Defensively, City have only conceded two more goals (17) after 15 league games than they did last season (15), but nine of those goals have been shipped in the last four games, against Chelsea, Liverpool, Spurs and Villa. So their top four rivals are clearly benefiting from being more adventurous against City this season.

Left-back issues

City don't have a reliable left-back, and it could even be argued that Guardiola's squad doesn't actually possess a specialist in that position. Since the summer window of 2022, City have parted company with Oleksandar Zinchenko, João Cancelo and Benjamin Mendy, but haven't replaced any of them. Aymeric Laporte, a left-sided centre-half who filled in at left-back at times, has also moved on.

Nathan Ake has played as left-back and done a reasonable job there, but the Netherlands international is really a centre-half. Summer signing Josko Gvardiol has been deployed at left-back for much of this season, but like Ake, the Croatia international has forged his reputation in the centre of defence.

On the right, City boast one of the world's best right-backs in Kyle Walker, but their left flank is a weak link and opponents are targeting that position.

Poor summer transfers

City have been the masters of the transfer window in recent years, with the £52 million signing of Erling Haaland from Borussia Dortmund in summer 2022 arguably the best business done by any club in the Premier League. But Guardiola's squad was arguably weaker at the start of this season than it was at the end of last due to the comings and goings at the Etihad.

City failed to persuade Ilkay Gündogan to sign a new contract, and the midfielder who was so important last season chose instead to move to Barcelona. Mateo Kovacic and Matheus Nunes were signed to help plug the gap, but Gundogan has proven to be irreplaceable.

Jérémy Doku has done well since being signed as a replacement for Riyad Mahrez, but Gvardiol has yet to settle in following his £77 million move from RB Leipzig. Gvardiol is a top defender, but City's priority should have been a new left-back rather than another centre-half.

And every time Cole Palmer plays for Chelsea, City's decision to offload the young forward looks increasingly difficult to comprehend.

Treble hangover?

Repeating last season's incredible success of winning the Champions League, Premier League and FA Cup was always going to be a tough task -- trebles are rare because they are so hard to achieve -- but maybe we're now seeing how much it took out of Guardiola's players physically and emotionally. Some of last season's top performers (Rúben Dias, Jack Grealish, Bernardo Silva) have been unusually inconsistent this time around, while De Bruyne has once again been sidelined by the hamstring problem that troubled him for the final months of last season.

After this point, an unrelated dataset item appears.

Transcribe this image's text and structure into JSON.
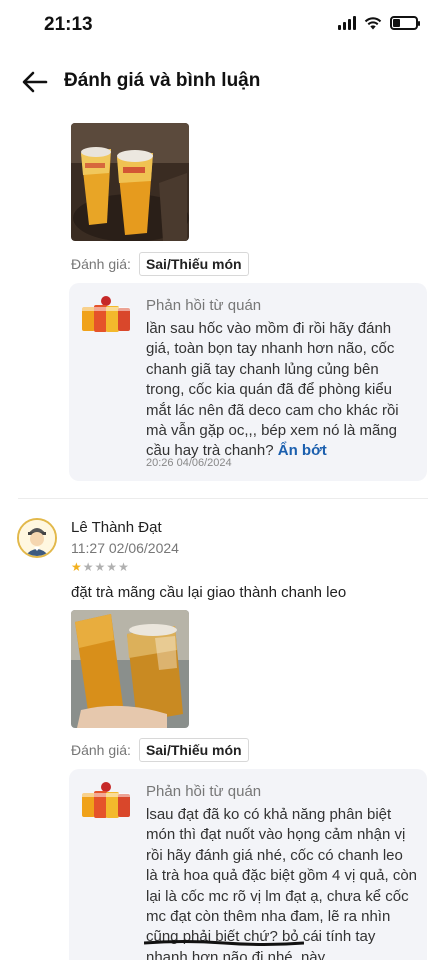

Dias has made mistakes in defence and Grealish has lost his spark, registering just one goal and one assist so far in the league. Bernardo, meanwhile, has had highs and lows and is struggling for consistency.

Are things about to get better?

Perhaps this blip is temporary, City have simply suffered from a tough run of fixtures and are now about to rediscover their form and surge back to the top of the table. Having failed to win any of their last four games against Chelsea, Liverpool, Spurs or Villa, City's next four league games look far more manageable and could see them bank 12 points from 12.

Promoted side Luton Town away is this Sunday, followed by Crystal Palace (at home), Everton (away) and Sheffield United (home) before the end of December. Sandwiched between the Palace and Everton games is a trip to Saudi Arabia for the FIFA Club World Cup, meaning City could get to the end of 2023 on the back of a four-game winning streak in the league having just been crowned world champions.

That's the positive outlook. Recent form suggests otherwise, but if any team can emerge from a slump and turn the situation around, it's Pep Guardiola's Manchester City.

The difference this season, though, is that City have plenty of rivals capable of halting their march to silverware.